After a long, cold and rainy winter, students spend more time outside on the quad, basking in the long-awaited sunshine. For Sophomore Spanish student Julia Dorn, this makes for a perfect time to teach about environmental sustainability awareness.
The Student Environmental Center, seeks to engage students, faculty and staff in environmental sustainability awareness and action through student-led events, according to Dorn, co-director of the SEC.
The SEC staff strives to pinpoint areas of the student body that may not be as engaged in environmental sustainability and determine how current communication efforts can be improve, Dorn said.
“We sent out the sustainability survey to the entire student body and got hundreds of responses, which gives us a great sample size to work with to better understand what students know about and what they don’t and what we can focus our outreach efforts on,” Dorn said.
She said she was excited about the survey and the opportunity to determine who may not otherwise be engaged with sustainability on campus.

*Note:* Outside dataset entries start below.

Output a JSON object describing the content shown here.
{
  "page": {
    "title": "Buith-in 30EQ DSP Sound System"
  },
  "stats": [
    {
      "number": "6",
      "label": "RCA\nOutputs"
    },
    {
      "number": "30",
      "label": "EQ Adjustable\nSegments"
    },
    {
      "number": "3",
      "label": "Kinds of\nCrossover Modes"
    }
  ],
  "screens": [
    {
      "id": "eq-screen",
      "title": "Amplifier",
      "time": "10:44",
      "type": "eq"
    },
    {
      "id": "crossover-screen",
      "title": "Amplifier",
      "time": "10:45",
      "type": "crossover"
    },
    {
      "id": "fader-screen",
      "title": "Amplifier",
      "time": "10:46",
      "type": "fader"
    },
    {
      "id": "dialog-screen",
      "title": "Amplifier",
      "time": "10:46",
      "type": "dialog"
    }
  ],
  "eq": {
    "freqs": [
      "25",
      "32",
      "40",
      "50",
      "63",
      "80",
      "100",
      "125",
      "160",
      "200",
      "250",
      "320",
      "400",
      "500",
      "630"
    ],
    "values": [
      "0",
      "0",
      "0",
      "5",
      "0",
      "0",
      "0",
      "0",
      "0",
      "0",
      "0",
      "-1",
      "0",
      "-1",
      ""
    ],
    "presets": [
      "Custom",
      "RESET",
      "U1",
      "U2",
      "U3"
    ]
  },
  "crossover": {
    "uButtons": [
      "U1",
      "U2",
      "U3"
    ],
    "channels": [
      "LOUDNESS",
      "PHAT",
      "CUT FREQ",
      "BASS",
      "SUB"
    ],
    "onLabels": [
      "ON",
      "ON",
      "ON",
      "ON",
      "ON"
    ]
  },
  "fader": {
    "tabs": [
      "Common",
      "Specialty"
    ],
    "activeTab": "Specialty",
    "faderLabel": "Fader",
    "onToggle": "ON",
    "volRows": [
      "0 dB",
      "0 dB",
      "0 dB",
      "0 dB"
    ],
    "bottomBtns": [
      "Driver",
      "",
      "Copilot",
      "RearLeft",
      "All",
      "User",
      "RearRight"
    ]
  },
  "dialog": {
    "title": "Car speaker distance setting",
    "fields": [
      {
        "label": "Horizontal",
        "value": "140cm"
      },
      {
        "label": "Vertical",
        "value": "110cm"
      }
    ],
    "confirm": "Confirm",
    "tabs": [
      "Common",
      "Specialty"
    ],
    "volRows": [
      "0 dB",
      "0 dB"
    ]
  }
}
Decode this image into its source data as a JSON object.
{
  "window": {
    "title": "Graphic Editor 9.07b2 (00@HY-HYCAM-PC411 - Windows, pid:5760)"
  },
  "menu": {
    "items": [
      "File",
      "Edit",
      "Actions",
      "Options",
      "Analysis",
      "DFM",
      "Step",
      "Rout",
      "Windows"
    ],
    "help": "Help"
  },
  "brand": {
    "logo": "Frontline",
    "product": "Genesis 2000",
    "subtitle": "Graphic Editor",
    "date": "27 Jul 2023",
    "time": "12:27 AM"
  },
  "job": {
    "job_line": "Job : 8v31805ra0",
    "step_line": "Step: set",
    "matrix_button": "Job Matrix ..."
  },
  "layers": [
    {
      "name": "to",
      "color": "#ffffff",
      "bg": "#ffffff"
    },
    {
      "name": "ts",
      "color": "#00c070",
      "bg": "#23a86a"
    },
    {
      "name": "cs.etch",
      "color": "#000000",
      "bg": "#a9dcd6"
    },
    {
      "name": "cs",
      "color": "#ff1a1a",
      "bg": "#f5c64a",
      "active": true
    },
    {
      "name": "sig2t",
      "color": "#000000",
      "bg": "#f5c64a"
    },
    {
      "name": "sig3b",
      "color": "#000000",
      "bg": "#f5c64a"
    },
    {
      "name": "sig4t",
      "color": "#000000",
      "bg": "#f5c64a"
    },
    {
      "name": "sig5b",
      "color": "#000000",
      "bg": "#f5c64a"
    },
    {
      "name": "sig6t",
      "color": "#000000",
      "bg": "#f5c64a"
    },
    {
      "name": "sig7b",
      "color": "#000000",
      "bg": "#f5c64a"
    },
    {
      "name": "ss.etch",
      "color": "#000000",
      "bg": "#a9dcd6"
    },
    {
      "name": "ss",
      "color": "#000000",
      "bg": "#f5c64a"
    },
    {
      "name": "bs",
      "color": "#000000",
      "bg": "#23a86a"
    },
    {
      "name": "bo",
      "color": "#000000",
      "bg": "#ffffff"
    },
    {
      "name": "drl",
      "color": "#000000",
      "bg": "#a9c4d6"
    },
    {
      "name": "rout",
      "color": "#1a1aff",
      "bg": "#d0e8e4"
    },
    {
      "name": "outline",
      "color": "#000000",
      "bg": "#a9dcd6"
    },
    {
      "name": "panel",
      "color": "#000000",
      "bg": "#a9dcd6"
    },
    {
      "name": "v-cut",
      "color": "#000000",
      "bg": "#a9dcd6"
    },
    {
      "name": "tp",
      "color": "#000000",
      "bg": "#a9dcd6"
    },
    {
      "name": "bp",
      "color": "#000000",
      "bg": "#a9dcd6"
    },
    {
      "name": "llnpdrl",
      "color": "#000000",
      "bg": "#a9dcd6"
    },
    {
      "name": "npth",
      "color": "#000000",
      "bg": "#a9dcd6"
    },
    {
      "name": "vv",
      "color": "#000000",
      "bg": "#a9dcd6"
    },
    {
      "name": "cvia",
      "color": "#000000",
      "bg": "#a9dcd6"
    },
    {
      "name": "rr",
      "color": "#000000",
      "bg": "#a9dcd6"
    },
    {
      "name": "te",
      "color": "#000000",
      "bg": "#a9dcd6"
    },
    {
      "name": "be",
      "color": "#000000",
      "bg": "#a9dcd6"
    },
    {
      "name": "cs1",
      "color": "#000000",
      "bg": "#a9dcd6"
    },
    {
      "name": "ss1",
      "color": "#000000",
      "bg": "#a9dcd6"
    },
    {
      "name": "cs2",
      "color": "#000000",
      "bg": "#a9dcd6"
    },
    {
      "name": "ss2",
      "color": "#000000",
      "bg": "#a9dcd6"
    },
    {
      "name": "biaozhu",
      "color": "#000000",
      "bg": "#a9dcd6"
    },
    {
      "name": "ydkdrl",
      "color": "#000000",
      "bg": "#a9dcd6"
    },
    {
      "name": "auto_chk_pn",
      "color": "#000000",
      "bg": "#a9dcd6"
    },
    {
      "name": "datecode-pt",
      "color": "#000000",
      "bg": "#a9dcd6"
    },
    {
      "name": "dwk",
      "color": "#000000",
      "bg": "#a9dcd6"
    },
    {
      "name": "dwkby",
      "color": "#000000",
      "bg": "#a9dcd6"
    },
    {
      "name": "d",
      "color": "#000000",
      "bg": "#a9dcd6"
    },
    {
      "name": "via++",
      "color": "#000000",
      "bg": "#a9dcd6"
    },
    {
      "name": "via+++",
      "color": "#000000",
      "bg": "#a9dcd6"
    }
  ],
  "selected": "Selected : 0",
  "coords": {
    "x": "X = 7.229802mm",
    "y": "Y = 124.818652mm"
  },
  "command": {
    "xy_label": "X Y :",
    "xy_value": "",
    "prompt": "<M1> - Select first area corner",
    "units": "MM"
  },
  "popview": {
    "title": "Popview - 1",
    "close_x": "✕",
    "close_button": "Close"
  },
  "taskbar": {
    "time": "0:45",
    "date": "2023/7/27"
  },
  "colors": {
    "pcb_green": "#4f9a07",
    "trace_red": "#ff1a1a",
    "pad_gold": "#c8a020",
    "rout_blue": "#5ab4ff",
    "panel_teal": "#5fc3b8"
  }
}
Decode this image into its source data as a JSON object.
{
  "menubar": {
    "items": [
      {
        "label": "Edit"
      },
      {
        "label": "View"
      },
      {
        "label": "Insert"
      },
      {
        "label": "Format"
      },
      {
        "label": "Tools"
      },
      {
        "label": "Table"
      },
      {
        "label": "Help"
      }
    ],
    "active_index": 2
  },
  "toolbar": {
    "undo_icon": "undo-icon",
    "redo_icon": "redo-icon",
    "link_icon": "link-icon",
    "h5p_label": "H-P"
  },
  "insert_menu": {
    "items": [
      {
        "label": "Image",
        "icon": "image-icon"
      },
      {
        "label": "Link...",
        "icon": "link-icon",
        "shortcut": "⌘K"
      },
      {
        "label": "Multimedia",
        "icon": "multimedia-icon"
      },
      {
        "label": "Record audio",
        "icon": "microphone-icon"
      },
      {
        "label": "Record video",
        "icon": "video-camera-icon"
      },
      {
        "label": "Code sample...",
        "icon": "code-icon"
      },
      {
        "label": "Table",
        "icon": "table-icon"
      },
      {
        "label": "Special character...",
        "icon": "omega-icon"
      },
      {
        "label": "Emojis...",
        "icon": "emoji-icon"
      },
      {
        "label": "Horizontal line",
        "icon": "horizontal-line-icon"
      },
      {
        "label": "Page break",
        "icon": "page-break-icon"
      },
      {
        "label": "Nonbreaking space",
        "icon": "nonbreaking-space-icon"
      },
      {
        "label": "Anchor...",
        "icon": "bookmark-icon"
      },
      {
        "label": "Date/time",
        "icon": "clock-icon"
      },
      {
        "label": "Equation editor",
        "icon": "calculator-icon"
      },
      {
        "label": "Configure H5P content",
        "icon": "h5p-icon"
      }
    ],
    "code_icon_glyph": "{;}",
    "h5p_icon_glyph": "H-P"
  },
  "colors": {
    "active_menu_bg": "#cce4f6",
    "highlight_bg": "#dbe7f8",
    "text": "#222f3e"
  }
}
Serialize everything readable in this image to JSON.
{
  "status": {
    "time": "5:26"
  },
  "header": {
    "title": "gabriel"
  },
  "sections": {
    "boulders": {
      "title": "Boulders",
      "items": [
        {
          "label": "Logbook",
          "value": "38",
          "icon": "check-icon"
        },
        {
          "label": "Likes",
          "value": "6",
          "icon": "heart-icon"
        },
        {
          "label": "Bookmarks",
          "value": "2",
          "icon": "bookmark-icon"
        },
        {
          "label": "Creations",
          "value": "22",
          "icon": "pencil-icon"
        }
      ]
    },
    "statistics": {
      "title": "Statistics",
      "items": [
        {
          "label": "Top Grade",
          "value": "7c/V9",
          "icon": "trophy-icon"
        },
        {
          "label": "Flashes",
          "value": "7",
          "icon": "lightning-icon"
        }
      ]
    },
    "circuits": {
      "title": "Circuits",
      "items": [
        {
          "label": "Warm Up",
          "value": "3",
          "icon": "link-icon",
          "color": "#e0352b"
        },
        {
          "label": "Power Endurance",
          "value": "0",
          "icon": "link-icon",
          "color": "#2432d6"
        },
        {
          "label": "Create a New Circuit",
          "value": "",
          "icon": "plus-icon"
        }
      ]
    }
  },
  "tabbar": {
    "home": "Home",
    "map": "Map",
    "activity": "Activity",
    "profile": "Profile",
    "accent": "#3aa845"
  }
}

“I’m most excited about the sustainability survey because I think it’s going to provide us with a lot of feedback on what students do and do not know in terms of the resources and existing initiatives happening on campus,” Dorn said.
As the survey responses started pouring in, Dorn said she was surprised at the diversity of the respondents.
“We had students both on and off campus, students from almost every major, which really showed me that people care about sustainability and want to help us improve it,” Dorn said.
Bri Stewart, a sophomore drama and classics student said she cares about environmental sustainability and wants improvements in sustainability outreach from the SEC within the drama and classics departments.
“I definitely think that the drama department and the classics department are not being reached as fully as they could be,” Stewart said.
While sustainability outreach in these departments may need improvement, Stewart said faculty and students of the drama department have been taking initiative by putting more effort into sustainable practices within the theater.
“We are trying to get better at reusing props and wood and costumes,” Stewart said. “Instead of throwing these pieces of wood away, maybe we can find a way to donate them.”
According to Stewart, students in the drama and classics department demonstrated a passion for the Ancient Gardens outside of Whitesides Hall and hope the SEC will help them restore it.
“I do know there is a huge passion for this garden. It is something that the classics department has really been the owner of,” Stewart said. “There are a bunch of students that are passionate about it, but they don’t know how to get to where we need to be to able to restore this garden.”
Tamia Dame, a junior environmental management and policy student and program assistant for the Office of Sustainability at UNCA, said she thinks engaging students with sustainability efforts is related to students’ studies.
“I think it has to do with people’s studies. If you’re a full time undergraduate college student, then your studies are your primary concern,” Dame said. “It’s about trying to figure out how to get people to care without overloading them with information that is not particularly important to their day-to-day lives, but to the bigger picture, definitely.”
Dame was originally an English student when she came to UNCA, but after taking Liberal Arts 178: Global and Local Sustainability Dame said she was completely intrigued by the environment and sustainability
“When I first came to UNCA, I did not plan on this. It was not something I was particularly interested in or had ever thought about. It was like the school kind of chose it for me in some inadvertent way,” Dame said.
Originally from Lenoir, Dame said she chose UNCA because she has always loves the beauty of the mountains and wants to live a mountain life.
“I had always been in love with the mountains. That is why I came to UNCA in the first place. It was definitely more of a hobby, a sort of aesthetic thing for me. I just wanted to live a mountain life and so I ended up here,” she said.
Her love for the mountains soon combined with her interest in environmental studies.
“I dove straight into the environmental side of why these mountains are important, and the picture just grew bigger from there,” Dame said.
At UNCA, the SEC strives to communicate the bigger picture of environmental sustainability effectively to students, faculty and staff. Dame said she thinks sustainability communication efforts on campus are effective yet she also sees room for improvement.
“I could give it a good seven because I see how there is a lot of room for growth, but it also can be difficult to actually convince the institution that there are things that are worth doing if you can’t model out exactly what positive impacts are,” Dame said.
How to convince everyone to care about the planet is the big question, Dame said. The answer may be found in making sustainability the foundational philosophy of UNCA.
“I think maybe if UNCA put more effort into making that a university staple, if that is something that is always highlighted, something that UNCA always brags about,” she said. “If we make that something that is characteristic of the university, then we might catch people’s attention more.”